After a lack of interest from developers the first time around, Solana Beach and the North County Transit District are aiming to develop the train station property with an expanded plan.
In an unanimous vote, the City Council on Nov. 19 supported the district in reissuing a request for proposals to convert the Solana Beach Transit Center and some of the adjacent surface parking at Lomas Santa Fe Drive and North Cedros Avenue into offices, a restaurant and an underground parking structure.
“It really gives the developer an opportunity to make better use of the site, while saving some space at the northern end for future development and parking, if needed,” said Councilman Mike Nichols. “I’m encouraged to see this move forward with a much broader footprint for development.”
Although a request for proposals was issued earlier this year to develop the train station and the vacant 1.2-acre corner lot, only two were submitted, and one was received after the May deadline. NCTD returned both proposals unopened after determining “that one proposal was not sufficient to determine the best use of the site,” explained City Manager David Ott.
Since then, city staff, NCTD staff and council liaisons Nichols and Lesa Heebner have determined the lack of interest was partly because the site was too small and constrained to build an adequate, financially viable development, Ott said. In addition, a requirement to build and finance 75 underground transit parking spaces and an underground structure to support the development also created financing challenges.
“It’s very well designed, and something that the community has already embraced,” Heebner said.
In accordance with the initial request, the station will be repurposed, rather than demolished, for use as a restaurant, retail space or transit-oriented shop. Ticket sales and other train services will be relocated to the train track level. According to the new request, however, the project will be phased and include the same area plus about one-third of the parking lot north of the station.
NCTD will fund part of an underground parking structure during phase one, which now comprises about 2.6 acres. Although the 300-space facility is intended for transit users and the greater public, the city could help cover some of the costs so employees from nearby businesses could also use it.
Ott noted that the city has held a series of workshops with business and property owners and other community members over the past year regarding possible parking solutions for Coast Highway 101 and the Cedros Design District.
“We felt that this might be a great opportunity to address some of those issues,” he said.
The train station site has been a point of contention in the past. After seven years in the works, the council in late 2008 determined that a controversial $72 million mixed-use project called Cedros Crossing was incompatible with the city’s general plan.

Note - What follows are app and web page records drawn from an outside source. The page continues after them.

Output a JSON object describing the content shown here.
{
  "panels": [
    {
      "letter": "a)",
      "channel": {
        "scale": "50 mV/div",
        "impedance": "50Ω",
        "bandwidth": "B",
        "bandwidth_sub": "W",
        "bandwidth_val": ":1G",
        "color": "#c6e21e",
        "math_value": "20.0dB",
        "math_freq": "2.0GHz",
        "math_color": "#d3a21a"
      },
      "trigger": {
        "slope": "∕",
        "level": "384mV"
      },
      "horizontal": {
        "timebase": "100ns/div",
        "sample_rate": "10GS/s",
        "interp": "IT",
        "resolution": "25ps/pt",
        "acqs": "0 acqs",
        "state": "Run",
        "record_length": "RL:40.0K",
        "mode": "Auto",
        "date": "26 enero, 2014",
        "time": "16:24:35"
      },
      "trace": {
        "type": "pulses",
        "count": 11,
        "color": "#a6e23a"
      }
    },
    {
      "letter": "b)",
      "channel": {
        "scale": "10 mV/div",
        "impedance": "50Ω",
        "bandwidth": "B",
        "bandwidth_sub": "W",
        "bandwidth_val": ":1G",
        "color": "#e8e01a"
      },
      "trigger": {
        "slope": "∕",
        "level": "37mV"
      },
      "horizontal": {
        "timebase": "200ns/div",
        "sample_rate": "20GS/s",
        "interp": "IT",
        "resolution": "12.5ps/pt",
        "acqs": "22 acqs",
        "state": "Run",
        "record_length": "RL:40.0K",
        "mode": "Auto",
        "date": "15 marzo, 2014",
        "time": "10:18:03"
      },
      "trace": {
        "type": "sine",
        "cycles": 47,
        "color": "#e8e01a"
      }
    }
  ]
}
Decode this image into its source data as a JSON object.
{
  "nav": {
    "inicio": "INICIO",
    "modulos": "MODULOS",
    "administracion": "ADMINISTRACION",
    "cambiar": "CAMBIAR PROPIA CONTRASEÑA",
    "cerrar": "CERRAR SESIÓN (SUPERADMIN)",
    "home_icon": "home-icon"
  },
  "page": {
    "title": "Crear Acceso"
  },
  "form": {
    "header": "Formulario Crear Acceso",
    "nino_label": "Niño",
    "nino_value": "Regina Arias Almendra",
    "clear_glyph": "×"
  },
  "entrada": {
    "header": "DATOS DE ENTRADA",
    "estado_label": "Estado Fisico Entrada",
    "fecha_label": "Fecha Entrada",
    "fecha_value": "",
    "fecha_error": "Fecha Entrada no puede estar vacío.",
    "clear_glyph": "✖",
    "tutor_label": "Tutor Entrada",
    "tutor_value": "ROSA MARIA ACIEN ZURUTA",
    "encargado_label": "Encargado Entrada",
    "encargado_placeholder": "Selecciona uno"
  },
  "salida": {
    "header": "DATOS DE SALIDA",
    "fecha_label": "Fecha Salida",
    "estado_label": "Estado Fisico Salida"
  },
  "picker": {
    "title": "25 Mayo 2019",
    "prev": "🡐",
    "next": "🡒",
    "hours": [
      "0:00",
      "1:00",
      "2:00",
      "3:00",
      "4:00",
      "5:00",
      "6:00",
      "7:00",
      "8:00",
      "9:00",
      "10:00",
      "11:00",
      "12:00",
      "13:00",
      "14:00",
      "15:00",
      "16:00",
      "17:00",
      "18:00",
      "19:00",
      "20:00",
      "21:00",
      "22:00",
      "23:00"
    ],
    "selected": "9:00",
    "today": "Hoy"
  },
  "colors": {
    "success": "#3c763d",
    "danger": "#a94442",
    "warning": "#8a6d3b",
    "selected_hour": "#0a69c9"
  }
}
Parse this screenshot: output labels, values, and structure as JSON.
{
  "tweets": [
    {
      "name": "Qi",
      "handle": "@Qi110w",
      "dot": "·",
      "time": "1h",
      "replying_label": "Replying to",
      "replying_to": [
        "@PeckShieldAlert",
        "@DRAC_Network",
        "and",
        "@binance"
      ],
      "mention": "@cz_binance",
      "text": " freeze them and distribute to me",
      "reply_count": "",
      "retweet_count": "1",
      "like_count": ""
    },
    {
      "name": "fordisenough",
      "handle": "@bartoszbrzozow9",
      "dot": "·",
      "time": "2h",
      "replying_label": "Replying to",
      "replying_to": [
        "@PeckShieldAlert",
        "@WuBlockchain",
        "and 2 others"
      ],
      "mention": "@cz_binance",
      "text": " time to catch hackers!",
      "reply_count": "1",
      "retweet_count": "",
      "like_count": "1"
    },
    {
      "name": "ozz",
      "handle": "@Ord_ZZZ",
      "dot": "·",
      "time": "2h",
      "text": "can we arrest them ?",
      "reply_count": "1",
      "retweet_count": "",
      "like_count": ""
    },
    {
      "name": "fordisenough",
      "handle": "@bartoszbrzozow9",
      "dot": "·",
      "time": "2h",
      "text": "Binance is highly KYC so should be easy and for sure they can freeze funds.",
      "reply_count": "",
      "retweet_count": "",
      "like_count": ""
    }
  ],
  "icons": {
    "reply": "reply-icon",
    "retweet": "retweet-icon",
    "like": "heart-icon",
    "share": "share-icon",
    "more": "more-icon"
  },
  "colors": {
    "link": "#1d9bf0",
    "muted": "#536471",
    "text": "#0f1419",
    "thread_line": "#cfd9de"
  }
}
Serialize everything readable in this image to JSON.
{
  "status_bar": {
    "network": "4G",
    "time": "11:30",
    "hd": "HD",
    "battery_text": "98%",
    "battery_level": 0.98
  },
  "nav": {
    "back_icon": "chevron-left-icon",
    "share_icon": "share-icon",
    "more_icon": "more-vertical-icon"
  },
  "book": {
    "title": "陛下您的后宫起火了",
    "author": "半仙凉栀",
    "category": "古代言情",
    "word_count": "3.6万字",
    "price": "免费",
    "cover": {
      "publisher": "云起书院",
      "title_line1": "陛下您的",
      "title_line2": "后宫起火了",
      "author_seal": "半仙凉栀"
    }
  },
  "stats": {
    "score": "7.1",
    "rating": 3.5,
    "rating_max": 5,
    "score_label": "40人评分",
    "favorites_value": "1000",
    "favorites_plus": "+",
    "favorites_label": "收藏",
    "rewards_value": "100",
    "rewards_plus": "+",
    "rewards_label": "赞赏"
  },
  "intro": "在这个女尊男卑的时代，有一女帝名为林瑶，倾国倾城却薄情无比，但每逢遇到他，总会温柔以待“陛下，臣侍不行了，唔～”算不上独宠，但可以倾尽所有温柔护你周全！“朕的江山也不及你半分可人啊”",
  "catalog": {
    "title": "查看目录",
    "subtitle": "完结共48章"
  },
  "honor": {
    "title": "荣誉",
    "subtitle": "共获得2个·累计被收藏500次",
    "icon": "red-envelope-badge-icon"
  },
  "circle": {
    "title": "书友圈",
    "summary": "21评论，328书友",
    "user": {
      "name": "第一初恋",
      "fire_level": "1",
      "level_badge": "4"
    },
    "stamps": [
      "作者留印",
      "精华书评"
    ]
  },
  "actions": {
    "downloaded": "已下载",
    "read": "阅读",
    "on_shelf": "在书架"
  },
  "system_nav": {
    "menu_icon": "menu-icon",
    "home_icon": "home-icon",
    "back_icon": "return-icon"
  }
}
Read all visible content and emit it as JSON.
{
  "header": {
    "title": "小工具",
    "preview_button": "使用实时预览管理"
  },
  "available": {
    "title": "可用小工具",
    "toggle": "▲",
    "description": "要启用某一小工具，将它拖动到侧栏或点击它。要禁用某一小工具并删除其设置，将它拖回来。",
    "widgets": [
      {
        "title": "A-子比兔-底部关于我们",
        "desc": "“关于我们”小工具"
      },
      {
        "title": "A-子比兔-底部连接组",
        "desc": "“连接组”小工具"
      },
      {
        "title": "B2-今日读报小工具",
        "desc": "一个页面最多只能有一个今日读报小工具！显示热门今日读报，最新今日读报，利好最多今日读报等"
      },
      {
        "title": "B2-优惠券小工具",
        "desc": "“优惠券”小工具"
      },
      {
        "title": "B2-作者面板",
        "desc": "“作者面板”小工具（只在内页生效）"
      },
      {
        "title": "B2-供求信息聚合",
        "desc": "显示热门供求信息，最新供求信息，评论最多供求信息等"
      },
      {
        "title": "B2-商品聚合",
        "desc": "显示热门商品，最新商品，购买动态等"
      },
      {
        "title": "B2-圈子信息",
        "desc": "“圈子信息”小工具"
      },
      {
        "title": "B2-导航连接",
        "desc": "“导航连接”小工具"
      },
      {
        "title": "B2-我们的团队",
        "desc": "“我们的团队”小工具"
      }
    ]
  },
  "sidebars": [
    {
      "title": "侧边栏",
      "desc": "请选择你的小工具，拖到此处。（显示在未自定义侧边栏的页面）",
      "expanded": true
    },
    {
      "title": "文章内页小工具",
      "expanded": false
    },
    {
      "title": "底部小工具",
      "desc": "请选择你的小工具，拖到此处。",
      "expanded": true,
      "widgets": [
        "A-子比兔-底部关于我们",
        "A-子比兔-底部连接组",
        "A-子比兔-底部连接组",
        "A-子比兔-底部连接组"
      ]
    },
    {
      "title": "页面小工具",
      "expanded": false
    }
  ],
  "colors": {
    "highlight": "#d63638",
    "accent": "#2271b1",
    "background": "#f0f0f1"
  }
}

“This has been a great work in process,” said NCTD Executive Director Matthew Tucker. “Understanding the history of the project really teaches the importance of us working together to achieve a project outcome that meets the vision of the city as well as our transportation needs.”
“It’s a project where we get a chance to collaborate” with NCTD, added Solana Beach resident Gary Martin. “They’re interested in protecting the community’s character (and) they’re interested in protecting the neighborhood, at the same time, trying to accomplish their goals that won’t have those negative impacts. That’s a big switch from where we were in 2007, when NCTD had a completely different attitude about what was good for anybody else but themselves.”
Officials expect to release the request for proposals Dec. 1, with a Feb. 27 deadline. The NCTD board of directors could approve an agreement at its Oct. 15, 2015 meeting.